The parting words of teachers to their students are expected to be remembered long after Steinbeck’s themes, spoken language styles and DAFOREST are forgotten. We’re usually expected to give academia related advice, tell you how to succeed in college, the secret to surviving university and how to pass those essential exams, however, all of that comes secondary to, what I believe, is the biggest and most important umbrella: your Islamic identity.
Islamic identity is your utmost possession. It is the only identification that really matters. It is your faith, your religion, your moral values, and your whole life. This identity is the one that makes you wake up before sunrise to pray. This identity is the one that makes you kind, sincere, responsible, and thoughtful when you deal with people. This identity is the one that stops you from any immoral behaviour. This identity is the one that makes you realise and understand that Islam is a way of life.
You will leave this school and begin the next stage of your journey. You’ll change trains. You’ll catch your next flight. You’ll move houses. You’ll lose touch with many friends and end up with new friends in new places doing new things. You will be faced with times when difficult decisions will have to be made based on the sort of people that accompany you. Your friends will help to either make or break your identity. Ask yourself, do you ever feel uncomfortable because of their habits? Their character? Their suggestions? Their outlook on life? I’m not telling you to judge their lifestyles but simply gauge the level of influence they have on you.
‘A person is likely to follow the faith of his friend, so look whom you befriend’ (Abu Dawood/Tirmidhi).
Be strong, be vocal and learn to make your own decisions based on your Muslim identity.
I wish and pray for success in all your endeavours but at the same time, I want to say that should you ever fail at anything in life, do not let it demotivate you, do not be afraid. Failure at some point in life is inevitable and healthy. Use your failure as stepping stones to success and strive even harder.
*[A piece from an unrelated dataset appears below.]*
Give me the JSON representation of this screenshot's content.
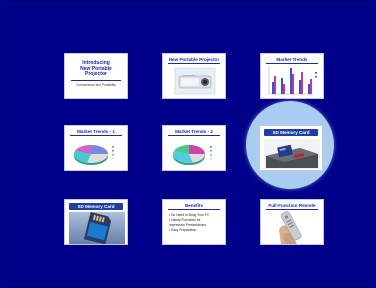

Failure is not fatal and learning from your mistakes and refining your techniques is how you grow in life.
‘A believer is not bitten from the same hole twice’ (Bukhari/Muslim).
It is vital to be aware, conscious and perceptive and not to repeat the same mistake twice, whether that is in your personal life or academic; learn from your bad experiences.